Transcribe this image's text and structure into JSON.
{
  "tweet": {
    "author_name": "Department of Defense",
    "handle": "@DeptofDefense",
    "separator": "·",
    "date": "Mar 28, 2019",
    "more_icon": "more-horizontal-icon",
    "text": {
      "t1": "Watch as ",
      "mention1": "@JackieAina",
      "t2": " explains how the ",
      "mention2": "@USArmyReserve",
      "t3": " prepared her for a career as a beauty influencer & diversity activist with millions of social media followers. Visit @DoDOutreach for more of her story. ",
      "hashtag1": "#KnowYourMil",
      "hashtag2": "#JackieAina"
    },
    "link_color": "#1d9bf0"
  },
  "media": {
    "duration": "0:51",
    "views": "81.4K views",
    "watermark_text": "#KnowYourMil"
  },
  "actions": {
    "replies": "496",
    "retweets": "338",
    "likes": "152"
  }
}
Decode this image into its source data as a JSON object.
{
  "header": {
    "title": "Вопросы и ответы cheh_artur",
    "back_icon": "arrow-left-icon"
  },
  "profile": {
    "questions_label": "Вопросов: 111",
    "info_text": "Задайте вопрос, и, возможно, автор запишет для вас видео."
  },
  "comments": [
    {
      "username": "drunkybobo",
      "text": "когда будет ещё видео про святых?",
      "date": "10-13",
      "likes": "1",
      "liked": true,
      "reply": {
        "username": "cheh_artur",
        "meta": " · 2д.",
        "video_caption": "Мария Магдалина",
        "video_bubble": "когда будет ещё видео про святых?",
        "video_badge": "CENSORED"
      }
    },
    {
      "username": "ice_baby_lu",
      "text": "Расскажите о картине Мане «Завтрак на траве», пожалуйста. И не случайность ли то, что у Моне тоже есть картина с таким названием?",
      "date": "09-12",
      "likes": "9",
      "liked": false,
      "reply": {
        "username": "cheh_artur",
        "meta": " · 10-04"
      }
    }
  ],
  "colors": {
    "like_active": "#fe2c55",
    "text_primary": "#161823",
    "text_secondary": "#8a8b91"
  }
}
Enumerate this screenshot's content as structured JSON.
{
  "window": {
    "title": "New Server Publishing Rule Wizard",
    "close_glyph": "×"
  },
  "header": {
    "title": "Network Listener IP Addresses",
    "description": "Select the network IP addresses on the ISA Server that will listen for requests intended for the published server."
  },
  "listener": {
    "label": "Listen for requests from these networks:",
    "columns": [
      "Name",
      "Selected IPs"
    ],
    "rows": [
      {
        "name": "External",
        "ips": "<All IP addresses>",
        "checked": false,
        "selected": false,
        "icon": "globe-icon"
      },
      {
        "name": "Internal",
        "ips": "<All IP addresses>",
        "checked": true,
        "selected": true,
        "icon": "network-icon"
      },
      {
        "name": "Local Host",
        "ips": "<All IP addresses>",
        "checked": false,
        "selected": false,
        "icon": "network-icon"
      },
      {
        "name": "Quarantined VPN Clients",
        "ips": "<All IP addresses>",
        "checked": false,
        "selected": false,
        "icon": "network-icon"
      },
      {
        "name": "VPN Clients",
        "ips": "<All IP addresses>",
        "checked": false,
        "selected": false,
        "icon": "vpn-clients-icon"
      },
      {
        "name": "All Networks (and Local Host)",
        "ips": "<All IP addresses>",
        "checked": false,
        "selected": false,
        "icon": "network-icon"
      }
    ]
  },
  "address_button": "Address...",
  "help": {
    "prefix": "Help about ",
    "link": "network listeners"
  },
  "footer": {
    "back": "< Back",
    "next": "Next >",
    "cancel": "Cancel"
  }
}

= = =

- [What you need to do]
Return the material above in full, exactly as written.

- [Response for this exercise]
Transcribe this image's text and structure into JSON.
{
  "tweet": {
    "author_name": "Department of Defense",
    "handle": "@DeptofDefense",
    "separator": "·",
    "date": "Mar 28, 2019",
    "more_icon": "more-horizontal-icon",
    "text": {
      "t1": "Watch as ",
      "mention1": "@JackieAina",
      "t2": " explains how the ",
      "mention2": "@USArmyReserve",
      "t3": " prepared her for a career as a beauty influencer & diversity activist with millions of social media followers. Visit @DoDOutreach for more of her story. ",
      "hashtag1": "#KnowYourMil",
      "hashtag2": "#JackieAina"
    },
    "link_color": "#1d9bf0"
  },
  "media": {
    "duration": "0:51",
    "views": "81.4K views",
    "watermark_text": "#KnowYourMil"
  },
  "actions": {
    "replies": "496",
    "retweets": "338",
    "likes": "152"
  }
}
Decode this image into its source data as a JSON object.
{
  "header": {
    "title": "Вопросы и ответы cheh_artur",
    "back_icon": "arrow-left-icon"
  },
  "profile": {
    "questions_label": "Вопросов: 111",
    "info_text": "Задайте вопрос, и, возможно, автор запишет для вас видео."
  },
  "comments": [
    {
      "username": "drunkybobo",
      "text": "когда будет ещё видео про святых?",
      "date": "10-13",
      "likes": "1",
      "liked": true,
      "reply": {
        "username": "cheh_artur",
        "meta": " · 2д.",
        "video_caption": "Мария Магдалина",
        "video_bubble": "когда будет ещё видео про святых?",
        "video_badge": "CENSORED"
      }
    },
    {
      "username": "ice_baby_lu",
      "text": "Расскажите о картине Мане «Завтрак на траве», пожалуйста. И не случайность ли то, что у Моне тоже есть картина с таким названием?",
      "date": "09-12",
      "likes": "9",
      "liked": false,
      "reply": {
        "username": "cheh_artur",
        "meta": " · 10-04"
      }
    }
  ],
  "colors": {
    "like_active": "#fe2c55",
    "text_primary": "#161823",
    "text_secondary": "#8a8b91"
  }
}
Enumerate this screenshot's content as structured JSON.
{
  "window": {
    "title": "New Server Publishing Rule Wizard",
    "close_glyph": "×"
  },
  "header": {
    "title": "Network Listener IP Addresses",
    "description": "Select the network IP addresses on the ISA Server that will listen for requests intended for the published server."
  },
  "listener": {
    "label": "Listen for requests from these networks:",
    "columns": [
      "Name",
      "Selected IPs"
    ],
    "rows": [
      {
        "name": "External",
        "ips": "<All IP addresses>",
        "checked": false,
        "selected": false,
        "icon": "globe-icon"
      },
      {
        "name": "Internal",
        "ips": "<All IP addresses>",
        "checked": true,
        "selected": true,
        "icon": "network-icon"
      },
      {
        "name": "Local Host",
        "ips": "<All IP addresses>",
        "checked": false,
        "selected": false,
        "icon": "network-icon"
      },
      {
        "name": "Quarantined VPN Clients",
        "ips": "<All IP addresses>",
        "checked": false,
        "selected": false,
        "icon": "network-icon"
      },
      {
        "name": "VPN Clients",
        "ips": "<All IP addresses>",
        "checked": false,
        "selected": false,
        "icon": "vpn-clients-icon"
      },
      {
        "name": "All Networks (and Local Host)",
        "ips": "<All IP addresses>",
        "checked": false,
        "selected": false,
        "icon": "network-icon"
      }
    ]
  },
  "address_button": "Address...",
  "help": {
    "prefix": "Help about ",
    "link": "network listeners"
  },
  "footer": {
    "back": "< Back",
    "next": "Next >",
    "cancel": "Cancel"
  }
}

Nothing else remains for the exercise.